For Artwork in Focus we explore individual artworks, critiquing their style and discussing their socio-political context. Today we look at Oil Lamp with nozzles in the shape of Heads and Ships’ Prows (1st century CE).
About the Work
Title : Oil Lamp with nozzles in the shape of Heads and Ships’ Prows
Year : 1st century CE
Medium : Leaded Bronze
Dimensions : h. 10.5 x diam. 25.8 cm (4 1/8 x 10 3/16 in.)
Location : Harvard Art Museums, Cambridge, Massachusetts
According to the digital catalogue of the Harvard Art Museums :
“The lamp has six nozzles designed in two alternating styles. The three larger nozzles are in the form of volutes with a rosette at each termination and, on the underside, the head of a deity emerging from a corolla composed of seven long, evenly spaced loops in low relief. The three smaller nozzles are in the form of ships’ prows. The rounded, bowl-shaped reservoir is encircled with a vine, applied after the wax model for the body was cast.”
The work showcases the tendency of artists to draw inspiration from the world around them.
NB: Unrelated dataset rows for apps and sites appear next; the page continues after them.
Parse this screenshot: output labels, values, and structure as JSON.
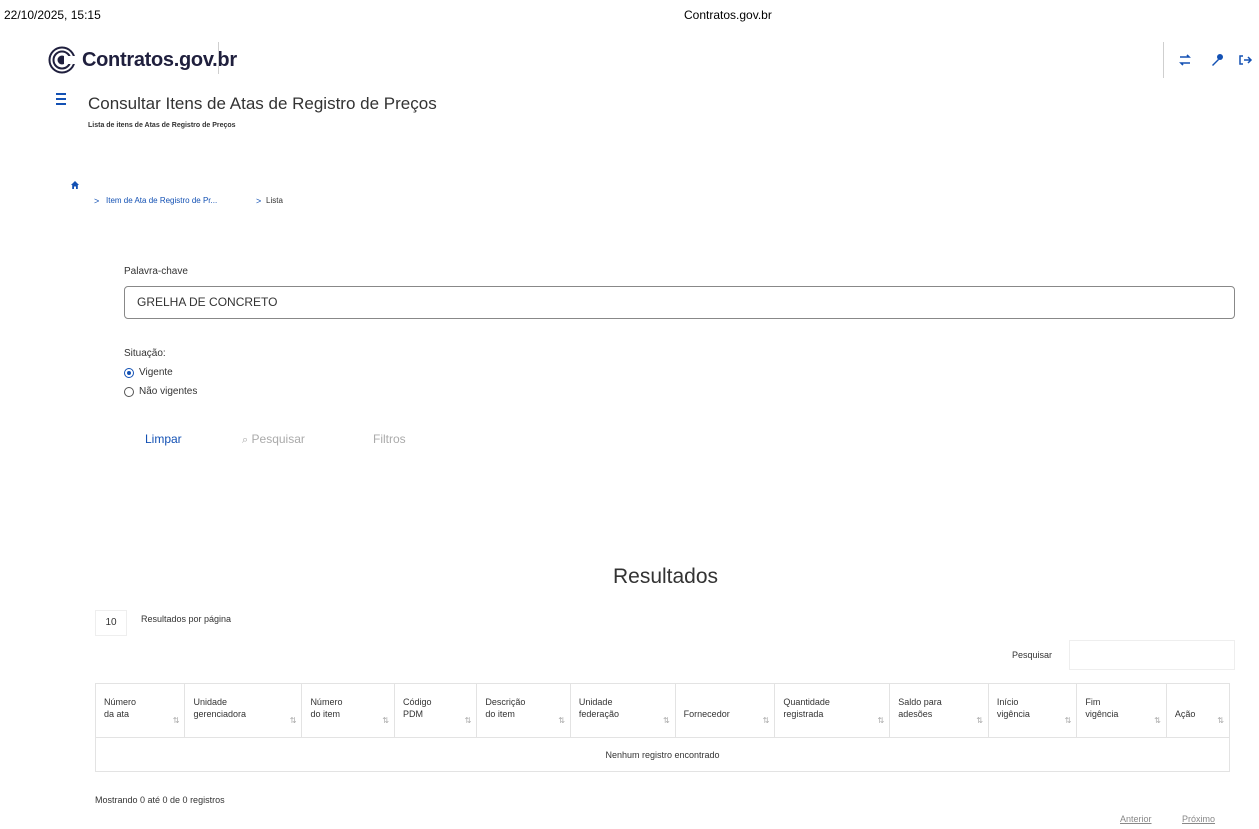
{
  "print_header": {
    "date": "22/10/2025, 15:15",
    "title": "Contratos.gov.br"
  },
  "brand": {
    "name": "Contratos.gov.br",
    "accent": "#1351b4"
  },
  "top_icons": [
    "switch-icon",
    "key-icon",
    "logout-icon"
  ],
  "page": {
    "title": "Consultar Itens de Atas de Registro de Preços",
    "subtitle": "Lista de itens de Atas de Registro de Preços"
  },
  "breadcrumb": {
    "link": "Item de Ata de Registro de Pr...",
    "current": "Lista"
  },
  "form": {
    "keyword_label": "Palavra-chave",
    "keyword_value": "GRELHA DE CONCRETO",
    "situation_label": "Situação:",
    "situation_options": [
      {
        "label": "Vigente",
        "checked": true
      },
      {
        "label": "Não vigentes",
        "checked": false
      }
    ],
    "buttons": {
      "clear": "Limpar",
      "search": "Pesquisar",
      "filters": "Filtros"
    }
  },
  "results": {
    "title": "Resultados",
    "per_page_value": "10",
    "per_page_label": "Resultados por página",
    "search_label": "Pesquisar",
    "columns": [
      [
        "Número",
        "da ata"
      ],
      [
        "Unidade",
        "gerenciadora"
      ],
      [
        "Número",
        "do item"
      ],
      [
        "Código",
        "PDM"
      ],
      [
        "Descrição",
        "do item"
      ],
      [
        "Unidade",
        "federação"
      ],
      [
        "",
        "Fornecedor"
      ],
      [
        "Quantidade",
        "registrada"
      ],
      [
        "Saldo para",
        "adesões"
      ],
      [
        "Início",
        "vigência"
      ],
      [
        "Fim",
        "vigência"
      ],
      [
        "",
        "Ação"
      ]
    ],
    "empty_message": "Nenhum registro encontrado",
    "info": "Mostrando 0 até 0 de 0 registros",
    "prev": "Anterior",
    "next": "Próximo"
  }
}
It also shows that even utilitarian objects were made by highly skilled craftsmen, and were created as objets d’art. This particular lamp, according to the museum, was meant to be viewed from below, given that it is most heavily decorated at the bottom surface.
Oil Lamp with nozzles in the shape of Heads and Ships’ Prows is housed in the Harvard Art Museums in Room 3700. It is part of the museum’s collection of Ancient Mediterranean and Near Eastern Art – Roman Art. The piece has been housed at the Museum since 1990.
To learn more about iconic artworks and their socio-political context, visit Artwork in Focus.